Text Complexity with Dr. Tim Shanahan

How do we measure text complexity and predict reading comprehension?

Understanding text complexity — including what factors make a text complex, how that complexity is determined or measured, and how text complexity relates to student learning — isn’t a simple task. But for reading teachers, understanding the nuances of text complexity can be a powerful tool for promoting strong student reading comprehension. In the white paper below, literacy expert Dr. Tim Shanahan breaks down the research on text complexity and reading comprehension. Here’s some of what you can expect to learn in the white paper:

What Makes Text Complex?

While readability measures primarily rely on word sophistication and text complexity, there are many factors that contribute to the complexity of a particular text. In the white paper, Dr. Shanahan provides an in-depth explanation of these factors, many of which are challenging to measure, including:

  • Complexity of the ideas presented in the text
  • The way ideas connect with each other throughout the entirety of the text, which is called “text coherence”
  • Text structure or organization
  • The amount of background information provided
  • Use of literary devices, such as irony or metaphors
  • Presence of data representation tools, like graphs or charts
  • The student themselves

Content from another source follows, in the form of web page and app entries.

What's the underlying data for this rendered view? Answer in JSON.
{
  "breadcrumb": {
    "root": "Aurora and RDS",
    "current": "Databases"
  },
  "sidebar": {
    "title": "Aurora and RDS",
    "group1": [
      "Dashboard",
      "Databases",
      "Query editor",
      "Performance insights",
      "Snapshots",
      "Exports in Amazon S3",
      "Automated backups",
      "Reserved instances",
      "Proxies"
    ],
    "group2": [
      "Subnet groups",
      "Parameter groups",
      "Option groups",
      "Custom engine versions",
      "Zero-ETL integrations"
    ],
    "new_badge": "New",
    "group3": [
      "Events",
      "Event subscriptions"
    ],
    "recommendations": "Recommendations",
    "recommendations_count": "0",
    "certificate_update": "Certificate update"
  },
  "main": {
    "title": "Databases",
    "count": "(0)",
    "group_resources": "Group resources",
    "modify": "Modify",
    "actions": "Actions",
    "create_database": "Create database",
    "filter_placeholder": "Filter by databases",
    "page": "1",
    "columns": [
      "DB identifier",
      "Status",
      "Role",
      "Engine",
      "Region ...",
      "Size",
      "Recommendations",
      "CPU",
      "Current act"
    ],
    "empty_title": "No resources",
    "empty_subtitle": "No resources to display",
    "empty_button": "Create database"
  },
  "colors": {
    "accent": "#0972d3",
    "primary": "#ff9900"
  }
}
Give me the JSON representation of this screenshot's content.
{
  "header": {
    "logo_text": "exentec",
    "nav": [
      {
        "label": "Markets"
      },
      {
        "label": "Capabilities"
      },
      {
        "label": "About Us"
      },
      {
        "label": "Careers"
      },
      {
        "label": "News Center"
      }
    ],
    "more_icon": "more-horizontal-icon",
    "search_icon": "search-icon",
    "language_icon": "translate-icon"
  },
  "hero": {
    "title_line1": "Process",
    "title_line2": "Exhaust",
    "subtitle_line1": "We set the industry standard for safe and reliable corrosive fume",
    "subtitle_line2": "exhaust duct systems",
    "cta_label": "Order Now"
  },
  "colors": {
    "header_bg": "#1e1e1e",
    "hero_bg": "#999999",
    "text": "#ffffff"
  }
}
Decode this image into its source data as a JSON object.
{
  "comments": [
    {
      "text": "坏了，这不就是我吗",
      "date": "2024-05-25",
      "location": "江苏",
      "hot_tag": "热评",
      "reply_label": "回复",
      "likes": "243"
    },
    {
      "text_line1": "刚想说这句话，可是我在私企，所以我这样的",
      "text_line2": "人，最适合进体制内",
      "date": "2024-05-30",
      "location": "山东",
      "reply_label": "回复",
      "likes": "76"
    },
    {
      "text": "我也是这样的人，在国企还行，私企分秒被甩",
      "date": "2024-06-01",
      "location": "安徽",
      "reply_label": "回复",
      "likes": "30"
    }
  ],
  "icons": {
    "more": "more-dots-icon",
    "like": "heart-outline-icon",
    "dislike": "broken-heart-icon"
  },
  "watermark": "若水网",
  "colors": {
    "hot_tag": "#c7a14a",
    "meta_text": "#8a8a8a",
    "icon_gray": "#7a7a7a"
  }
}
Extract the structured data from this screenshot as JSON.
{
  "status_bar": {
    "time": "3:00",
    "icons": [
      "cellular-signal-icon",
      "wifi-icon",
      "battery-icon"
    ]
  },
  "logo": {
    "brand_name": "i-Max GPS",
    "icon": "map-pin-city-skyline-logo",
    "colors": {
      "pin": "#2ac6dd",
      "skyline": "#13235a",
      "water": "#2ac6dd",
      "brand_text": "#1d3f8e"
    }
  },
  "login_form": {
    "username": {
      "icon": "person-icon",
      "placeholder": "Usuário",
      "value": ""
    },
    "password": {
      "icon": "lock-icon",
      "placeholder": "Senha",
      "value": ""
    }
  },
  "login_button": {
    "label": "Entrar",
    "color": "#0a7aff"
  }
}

A note on this last factor: according to Dr. Shanahan, students contribute to the imperfect measurement of readability formulas because students bring different characteristics to the text, including background knowledge, motivation, and so on.

Text Complexity and Learning

After Dr. Shanahan spends time explaining what text complexity is and how it’s measured, he explores how text complexity relates directly to student learning.

Generally, scholars believe that it’s important to match text complexity to a student’s ability to read in order to maximize the learning that results from reading. But the consensus on exactly how to achieve that has changed over the years.

Initially, the general consensus was that a text appropriate for a particular student would be not too easy, not too hard, but just challenging enough that the student could learn from it while still comprehending it. But Dr. Shanahan explains that while this might seem like a simple notion, it can be complex to put into practice. There have been too few experimental studies to determine the optimal level of text complexity for learning. From what research we can reference, it would seem that educators should perhaps be providing students with slightly more complex texts than was believed in the past.

But, Dr. Shanahan explains, educators should be wary of that conclusion without considering the various other factors of reading comprehension. This is especially true for beginning readers, who have to first navigate the decoding system. For all students, it’s important to consider the other influencers on comprehension besides text complexity, including scaffolding, support, explanation, rereading, and motivation — much of which is dependent on the teacher.

In order to truly use text complexity to empower students to grow as readers, Dr. Shanahan suggests that educators need to gain a deep understanding of what text complexity is, be able to recognize it in texts themselves, and understand the various nuances of reading comprehension as it relates to instruction.

Read the full white paper here, or below:

For more research, see the McGraw-Hill Education PreK-12 Research Portal:

Then, check out this literacy video series, featuring Tim Shanahan on authentic text: